EXERCISE GOAL:
Reproduce the whole of the records exactly, and make sure no picture is carried into the result.

(Component data from apps and pages)
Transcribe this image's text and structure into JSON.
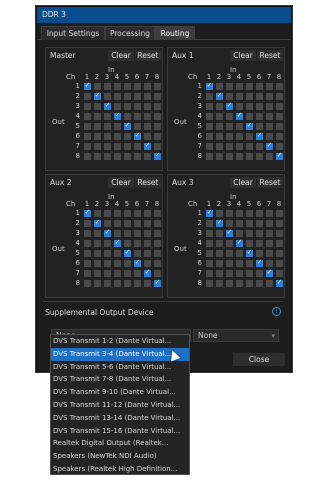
{
  "window": {
    "title": "DDR 3"
  },
  "tabs": [
    {
      "label": "Input Settings",
      "active": false
    },
    {
      "label": "Processing",
      "active": false
    },
    {
      "label": "Routing",
      "active": true
    }
  ],
  "matrix_labels": {
    "in": "In",
    "out": "Out",
    "ch": "Ch",
    "clear": "Clear",
    "reset": "Reset",
    "columns": [
      "1",
      "2",
      "3",
      "4",
      "5",
      "6",
      "7",
      "8"
    ],
    "rows": [
      "1",
      "2",
      "3",
      "4",
      "5",
      "6",
      "7",
      "8"
    ]
  },
  "panels": [
    {
      "name": "Master",
      "routing": [
        1,
        2,
        3,
        4,
        5,
        6,
        7,
        8
      ]
    },
    {
      "name": "Aux 1",
      "routing": [
        1,
        2,
        3,
        4,
        5,
        6,
        7,
        8
      ]
    },
    {
      "name": "Aux 2",
      "routing": [
        1,
        2,
        3,
        4,
        5,
        6,
        7,
        8
      ]
    },
    {
      "name": "Aux 3",
      "routing": [
        1,
        2,
        3,
        4,
        5,
        6,
        7,
        8
      ]
    }
  ],
  "supplemental": {
    "label": "Supplemental Output Device",
    "left_value": "None",
    "right_value": "None"
  },
  "dropdown_options": [
    "DVS Transmit  1-2 (Dante Virtual...",
    "DVS Transmit  3-4 (Dante Virtual...",
    "DVS Transmit  5-6 (Dante Virtual...",
    "DVS Transmit  7-8 (Dante Virtual...",
    "DVS Transmit  9-10 (Dante Virtual...",
    "DVS Transmit 11-12 (Dante Virtual...",
    "DVS Transmit 13-14 (Dante Virtual...",
    "DVS Transmit 15-16 (Dante Virtual...",
    "Realtek Digital Output (Realtek...",
    "Speakers (NewTek NDI Audio)",
    "Speakers (Realtek High Definition..."
  ],
  "dropdown_selected_index": 1,
  "footer": {
    "close": "Close"
  },
  "colors": {
    "titlebar": "#0a4d8f",
    "accent": "#2d7fd7",
    "background": "#1d1d1d"
  }
}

EXERCISE RESPONSE:
Transcribe this image's text and structure into JSON.
{
  "window": {
    "title": "DDR 3"
  },
  "tabs": [
    {
      "label": "Input Settings",
      "active": false
    },
    {
      "label": "Processing",
      "active": false
    },
    {
      "label": "Routing",
      "active": true
    }
  ],
  "matrix_labels": {
    "in": "In",
    "out": "Out",
    "ch": "Ch",
    "clear": "Clear",
    "reset": "Reset",
    "columns": [
      "1",
      "2",
      "3",
      "4",
      "5",
      "6",
      "7",
      "8"
    ],
    "rows": [
      "1",
      "2",
      "3",
      "4",
      "5",
      "6",
      "7",
      "8"
    ]
  },
  "panels": [
    {
      "name": "Master",
      "routing": [
        1,
        2,
        3,
        4,
        5,
        6,
        7,
        8
      ]
    },
    {
      "name": "Aux 1",
      "routing": [
        1,
        2,
        3,
        4,
        5,
        6,
        7,
        8
      ]
    },
    {
      "name": "Aux 2",
      "routing": [
        1,
        2,
        3,
        4,
        5,
        6,
        7,
        8
      ]
    },
    {
      "name": "Aux 3",
      "routing": [
        1,
        2,
        3,
        4,
        5,
        6,
        7,
        8
      ]
    }
  ],
  "supplemental": {
    "label": "Supplemental Output Device",
    "left_value": "None",
    "right_value": "None"
  },
  "dropdown_options": [
    "DVS Transmit  1-2 (Dante Virtual...",
    "DVS Transmit  3-4 (Dante Virtual...",
    "DVS Transmit  5-6 (Dante Virtual...",
    "DVS Transmit  7-8 (Dante Virtual...",
    "DVS Transmit  9-10 (Dante Virtual...",
    "DVS Transmit 11-12 (Dante Virtual...",
    "DVS Transmit 13-14 (Dante Virtual...",
    "DVS Transmit 15-16 (Dante Virtual...",
    "Realtek Digital Output (Realtek...",
    "Speakers (NewTek NDI Audio)",
    "Speakers (Realtek High Definition..."
  ],
  "dropdown_selected_index": 1,
  "footer": {
    "close": "Close"
  },
  "colors": {
    "titlebar": "#0a4d8f",
    "accent": "#2d7fd7",
    "background": "#1d1d1d"
  }
}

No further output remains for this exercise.